▶ Assignment
Without including any pictures, copy every line below exactly.

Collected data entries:
━━━━━━━━━━━━━━━━

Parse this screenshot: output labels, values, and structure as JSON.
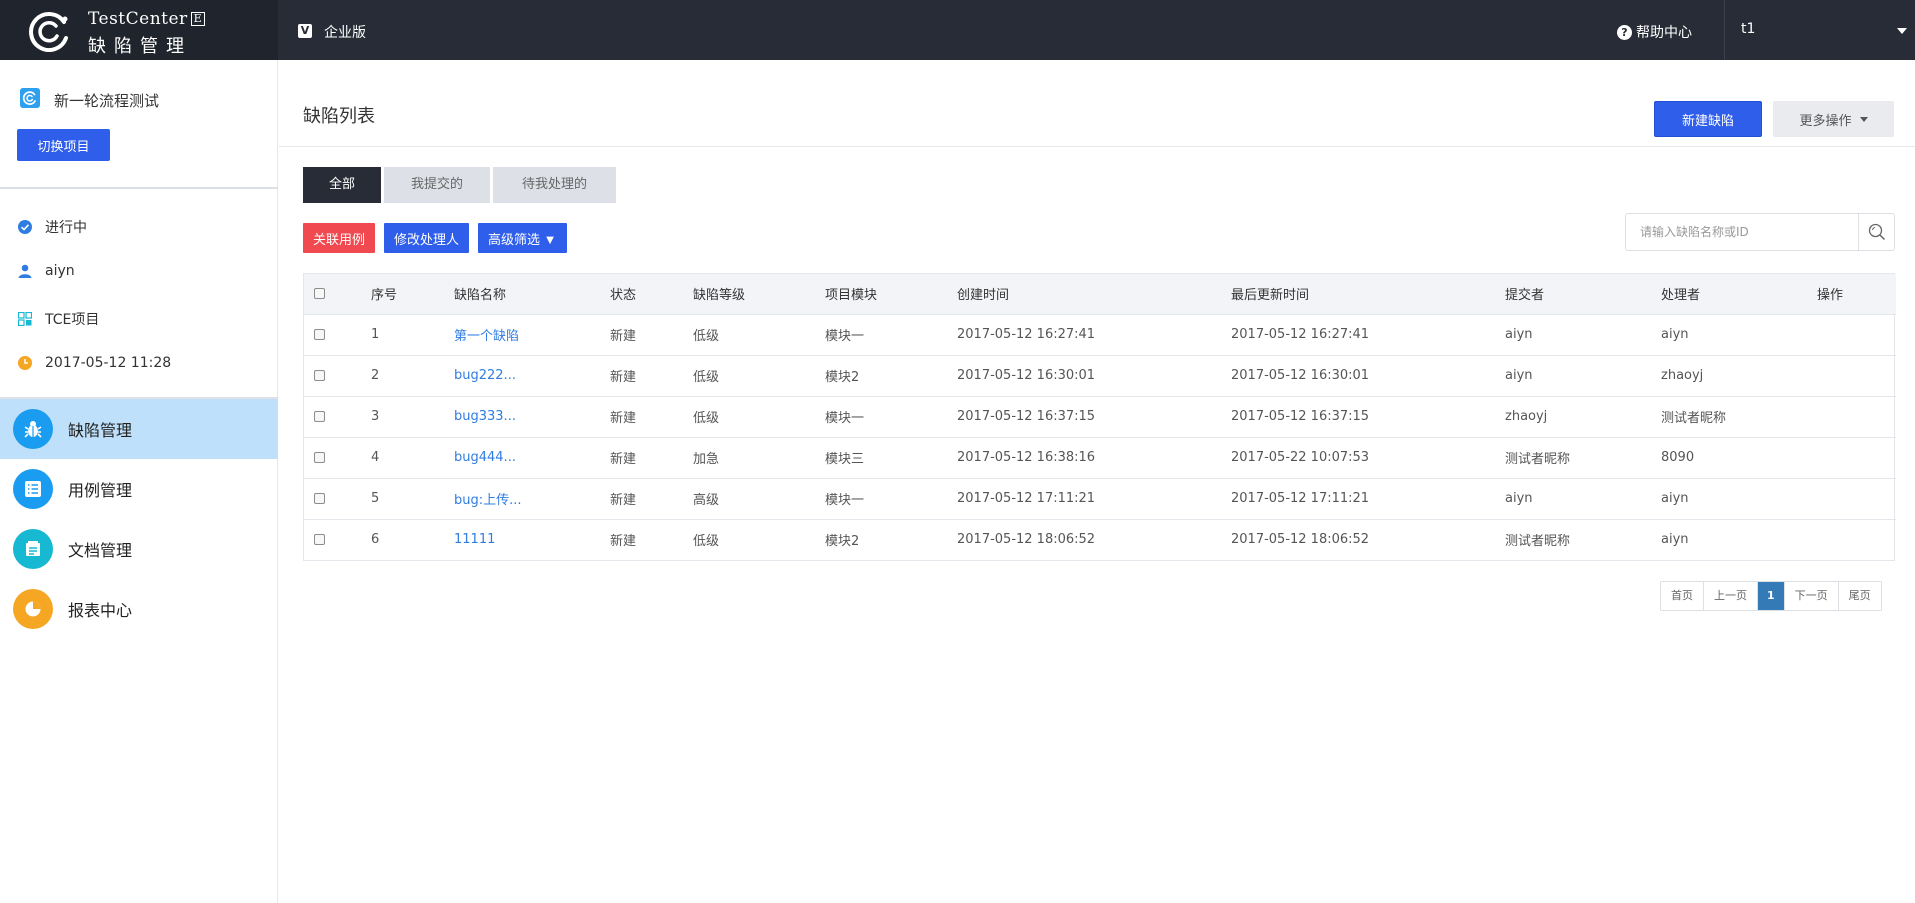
{
  "header": {
    "logo_title": "TestCenter",
    "logo_edition_mark": "E",
    "logo_subtitle": "缺陷管理",
    "edition_badge": "V",
    "edition_label": "企业版",
    "help_icon_glyph": "?",
    "help_label": "帮助中心",
    "user": "t1",
    "bg_color": "#272c37"
  },
  "sidebar": {
    "project_name": "新一轮流程测试",
    "switch_label": "切换项目",
    "info": [
      {
        "icon": "check-circle-icon",
        "text": "进行中"
      },
      {
        "icon": "user-icon",
        "text": "aiyn"
      },
      {
        "icon": "grid-icon",
        "text": "TCE项目"
      },
      {
        "icon": "clock-icon",
        "text": "2017-05-12 11:28"
      }
    ],
    "nav": [
      {
        "icon": "bug-icon",
        "label": "缺陷管理",
        "active": true,
        "color": "#1a9cf0"
      },
      {
        "icon": "list-icon",
        "label": "用例管理",
        "active": false,
        "color": "#1a9cf0"
      },
      {
        "icon": "document-icon",
        "label": "文档管理",
        "active": false,
        "color": "#16b8d2"
      },
      {
        "icon": "pie-chart-icon",
        "label": "报表中心",
        "active": false,
        "color": "#f5a623"
      }
    ]
  },
  "main": {
    "title": "缺陷列表",
    "new_button": "新建缺陷",
    "more_button": "更多操作",
    "tabs": [
      {
        "label": "全部",
        "active": true
      },
      {
        "label": "我提交的",
        "active": false
      },
      {
        "label": "待我处理的",
        "active": false
      }
    ],
    "filters": {
      "link_case": "关联用例",
      "change_handler": "修改处理人",
      "advanced": "高级筛选 ▼"
    },
    "search": {
      "placeholder": "请输入缺陷名称或ID"
    },
    "table": {
      "columns": [
        "序号",
        "缺陷名称",
        "状态",
        "缺陷等级",
        "项目模块",
        "创建时间",
        "最后更新时间",
        "提交者",
        "处理者",
        "操作"
      ],
      "rows": [
        {
          "no": "1",
          "name": "第一个缺陷",
          "status": "新建",
          "level": "低级",
          "module": "模块一",
          "created": "2017-05-12 16:27:41",
          "updated": "2017-05-12 16:27:41",
          "submitter": "aiyn",
          "handler": "aiyn",
          "action": ""
        },
        {
          "no": "2",
          "name": "bug222...",
          "status": "新建",
          "level": "低级",
          "module": "模块2",
          "created": "2017-05-12 16:30:01",
          "updated": "2017-05-12 16:30:01",
          "submitter": "aiyn",
          "handler": "zhaoyj",
          "action": ""
        },
        {
          "no": "3",
          "name": "bug333...",
          "status": "新建",
          "level": "低级",
          "module": "模块一",
          "created": "2017-05-12 16:37:15",
          "updated": "2017-05-12 16:37:15",
          "submitter": "zhaoyj",
          "handler": "测试者昵称",
          "action": ""
        },
        {
          "no": "4",
          "name": "bug444...",
          "status": "新建",
          "level": "加急",
          "module": "模块三",
          "created": "2017-05-12 16:38:16",
          "updated": "2017-05-22 10:07:53",
          "submitter": "测试者昵称",
          "handler": "8090",
          "action": ""
        },
        {
          "no": "5",
          "name": "bug:上传...",
          "status": "新建",
          "level": "高级",
          "module": "模块一",
          "created": "2017-05-12 17:11:21",
          "updated": "2017-05-12 17:11:21",
          "submitter": "aiyn",
          "handler": "aiyn",
          "action": ""
        },
        {
          "no": "6",
          "name": "11111",
          "status": "新建",
          "level": "低级",
          "module": "模块2",
          "created": "2017-05-12 18:06:52",
          "updated": "2017-05-12 18:06:52",
          "submitter": "测试者昵称",
          "handler": "aiyn",
          "action": ""
        }
      ]
    },
    "pagination": {
      "first": "首页",
      "prev": "上一页",
      "current": "1",
      "next": "下一页",
      "last": "尾页"
    }
  }
}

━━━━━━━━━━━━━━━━

▶ Response for this exercise
Parse this screenshot: output labels, values, and structure as JSON.
{
  "header": {
    "logo_title": "TestCenter",
    "logo_edition_mark": "E",
    "logo_subtitle": "缺陷管理",
    "edition_badge": "V",
    "edition_label": "企业版",
    "help_icon_glyph": "?",
    "help_label": "帮助中心",
    "user": "t1",
    "bg_color": "#272c37"
  },
  "sidebar": {
    "project_name": "新一轮流程测试",
    "switch_label": "切换项目",
    "info": [
      {
        "icon": "check-circle-icon",
        "text": "进行中"
      },
      {
        "icon": "user-icon",
        "text": "aiyn"
      },
      {
        "icon": "grid-icon",
        "text": "TCE项目"
      },
      {
        "icon": "clock-icon",
        "text": "2017-05-12 11:28"
      }
    ],
    "nav": [
      {
        "icon": "bug-icon",
        "label": "缺陷管理",
        "active": true,
        "color": "#1a9cf0"
      },
      {
        "icon": "list-icon",
        "label": "用例管理",
        "active": false,
        "color": "#1a9cf0"
      },
      {
        "icon": "document-icon",
        "label": "文档管理",
        "active": false,
        "color": "#16b8d2"
      },
      {
        "icon": "pie-chart-icon",
        "label": "报表中心",
        "active": false,
        "color": "#f5a623"
      }
    ]
  },
  "main": {
    "title": "缺陷列表",
    "new_button": "新建缺陷",
    "more_button": "更多操作",
    "tabs": [
      {
        "label": "全部",
        "active": true
      },
      {
        "label": "我提交的",
        "active": false
      },
      {
        "label": "待我处理的",
        "active": false
      }
    ],
    "filters": {
      "link_case": "关联用例",
      "change_handler": "修改处理人",
      "advanced": "高级筛选 ▼"
    },
    "search": {
      "placeholder": "请输入缺陷名称或ID"
    },
    "table": {
      "columns": [
        "序号",
        "缺陷名称",
        "状态",
        "缺陷等级",
        "项目模块",
        "创建时间",
        "最后更新时间",
        "提交者",
        "处理者",
        "操作"
      ],
      "rows": [
        {
          "no": "1",
          "name": "第一个缺陷",
          "status": "新建",
          "level": "低级",
          "module": "模块一",
          "created": "2017-05-12 16:27:41",
          "updated": "2017-05-12 16:27:41",
          "submitter": "aiyn",
          "handler": "aiyn",
          "action": ""
        },
        {
          "no": "2",
          "name": "bug222...",
          "status": "新建",
          "level": "低级",
          "module": "模块2",
          "created": "2017-05-12 16:30:01",
          "updated": "2017-05-12 16:30:01",
          "submitter": "aiyn",
          "handler": "zhaoyj",
          "action": ""
        },
        {
          "no": "3",
          "name": "bug333...",
          "status": "新建",
          "level": "低级",
          "module": "模块一",
          "created": "2017-05-12 16:37:15",
          "updated": "2017-05-12 16:37:15",
          "submitter": "zhaoyj",
          "handler": "测试者昵称",
          "action": ""
        },
        {
          "no": "4",
          "name": "bug444...",
          "status": "新建",
          "level": "加急",
          "module": "模块三",
          "created": "2017-05-12 16:38:16",
          "updated": "2017-05-22 10:07:53",
          "submitter": "测试者昵称",
          "handler": "8090",
          "action": ""
        },
        {
          "no": "5",
          "name": "bug:上传...",
          "status": "新建",
          "level": "高级",
          "module": "模块一",
          "created": "2017-05-12 17:11:21",
          "updated": "2017-05-12 17:11:21",
          "submitter": "aiyn",
          "handler": "aiyn",
          "action": ""
        },
        {
          "no": "6",
          "name": "11111",
          "status": "新建",
          "level": "低级",
          "module": "模块2",
          "created": "2017-05-12 18:06:52",
          "updated": "2017-05-12 18:06:52",
          "submitter": "测试者昵称",
          "handler": "aiyn",
          "action": ""
        }
      ]
    },
    "pagination": {
      "first": "首页",
      "prev": "上一页",
      "current": "1",
      "next": "下一页",
      "last": "尾页"
    }
  }
}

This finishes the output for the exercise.